- FST is frequency space, just like FFT. Multiplication is convolution.

Code: import numpy as np; from numpy.fft import fft, fft2

def fst(x): return fft((1 + 1j)*x).real / (area(x) ** 0.5)

def fst2(x): return fft2((1 + 1j)*x).real / (area(x) ** 0.5)

def area(x): return np.prod(x.shape[-2:])

>>> fst(fst(np.arange(5)))
[0, 1, 2, 3, 4]
Jun 2, 2021 5 tweets 1 min read
So this is incredibly strange and cool. For my notes:

It's well-known that if you take the FFT of an NxN image, you only need NxN floats to recover the original image. But usually those are (NxN)/2 complex numbers, e.g. rfft2 is complex.

I've discovered a real-only alternative: Here's how it works. Suppose you have a picture of a cat. First, you multiply the cat by (1 + 1j), so that you end up with a complex number where both the .real and the .imag parts are the cat image. Then you take the FFT of that.
Oct 25, 2020 12 tweets 5 min read
Suppose you wanted to train a world-class GPT model, just like OpenAI. How? You have no data.

Now you do. Now everyone does.

Presenting "books3", aka "all of bibliotik"

- 196,640 books
- in plain .txt
- reliable, direct download, for years: the-eye.eu/public/AI/pile…

thread 👇 I wrote up some details here: github.com/soskek/bookcor…

In OpenAI's papers on GPT-2 and 3, you'll notice references to datasets named "books1" and "books2".

books1 appears to be bookcorpus, or similar.

But OpenAI will not release information about books2; a crucial mystery.
May 28, 2020 14 tweets 4 min read
lol. So, we're doing some image processing with TPUs. We want to save the results directly to our cloud bucket, rather than having the results be transmitted to our VM, saved locally, then uploaded to our cloud bucket. Got a funny idea...

I guess this will be a ramble: TPUs support a limited number of operations. But what you get in exchange is a blazingly-fast TPU.

A TPU consists of 8 cores, plus a CPU. (Yes, the TPU has a CPU -- weird concept, but think of it like a big computer with 8 GPUs. Obviously, a computer with GPUs has a CPU.)
Jan 31, 2020 10 tweets 3 min read
Success: I trained ResNet-50 on imagenet to 75.9% top-1 accuracy in 3.51 minutes using a 512-core TPUv3.

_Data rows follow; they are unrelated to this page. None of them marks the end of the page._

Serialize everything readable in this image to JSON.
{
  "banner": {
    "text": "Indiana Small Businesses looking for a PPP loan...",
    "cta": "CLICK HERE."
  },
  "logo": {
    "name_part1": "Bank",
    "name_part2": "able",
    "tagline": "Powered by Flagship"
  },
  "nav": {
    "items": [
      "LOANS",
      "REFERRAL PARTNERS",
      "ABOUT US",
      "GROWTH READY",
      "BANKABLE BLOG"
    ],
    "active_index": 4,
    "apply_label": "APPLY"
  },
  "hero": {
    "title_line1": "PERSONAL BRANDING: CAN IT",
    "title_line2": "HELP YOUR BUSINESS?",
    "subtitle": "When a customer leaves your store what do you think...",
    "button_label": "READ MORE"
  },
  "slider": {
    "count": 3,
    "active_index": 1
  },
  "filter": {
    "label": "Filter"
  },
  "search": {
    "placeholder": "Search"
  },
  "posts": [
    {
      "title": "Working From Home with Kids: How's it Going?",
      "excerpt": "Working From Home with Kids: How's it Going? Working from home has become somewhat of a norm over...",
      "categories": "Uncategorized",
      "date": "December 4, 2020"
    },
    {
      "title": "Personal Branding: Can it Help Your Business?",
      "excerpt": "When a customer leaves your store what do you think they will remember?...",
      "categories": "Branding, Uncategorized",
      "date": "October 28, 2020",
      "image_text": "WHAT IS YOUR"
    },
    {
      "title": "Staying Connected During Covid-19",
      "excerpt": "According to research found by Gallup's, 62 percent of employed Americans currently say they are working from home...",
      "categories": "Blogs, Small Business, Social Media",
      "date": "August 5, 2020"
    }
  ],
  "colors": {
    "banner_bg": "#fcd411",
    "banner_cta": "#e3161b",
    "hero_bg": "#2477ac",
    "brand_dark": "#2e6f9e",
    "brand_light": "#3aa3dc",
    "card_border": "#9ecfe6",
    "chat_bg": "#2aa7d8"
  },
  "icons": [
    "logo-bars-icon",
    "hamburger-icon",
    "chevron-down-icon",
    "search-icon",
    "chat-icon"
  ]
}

(480,000 images per second. 224x224 res JPG.)

Before you think highly of me, all I did was run Google’s code. It was hard though.

Logs: tensorboard.dev/experiment/jsD… It uses the code from their official MLPerf imagenet benchmark. mlperf.org/training-resul…

(3.51 minutes for v3-512 is slightly faster than their posted results of 3.85min, too!)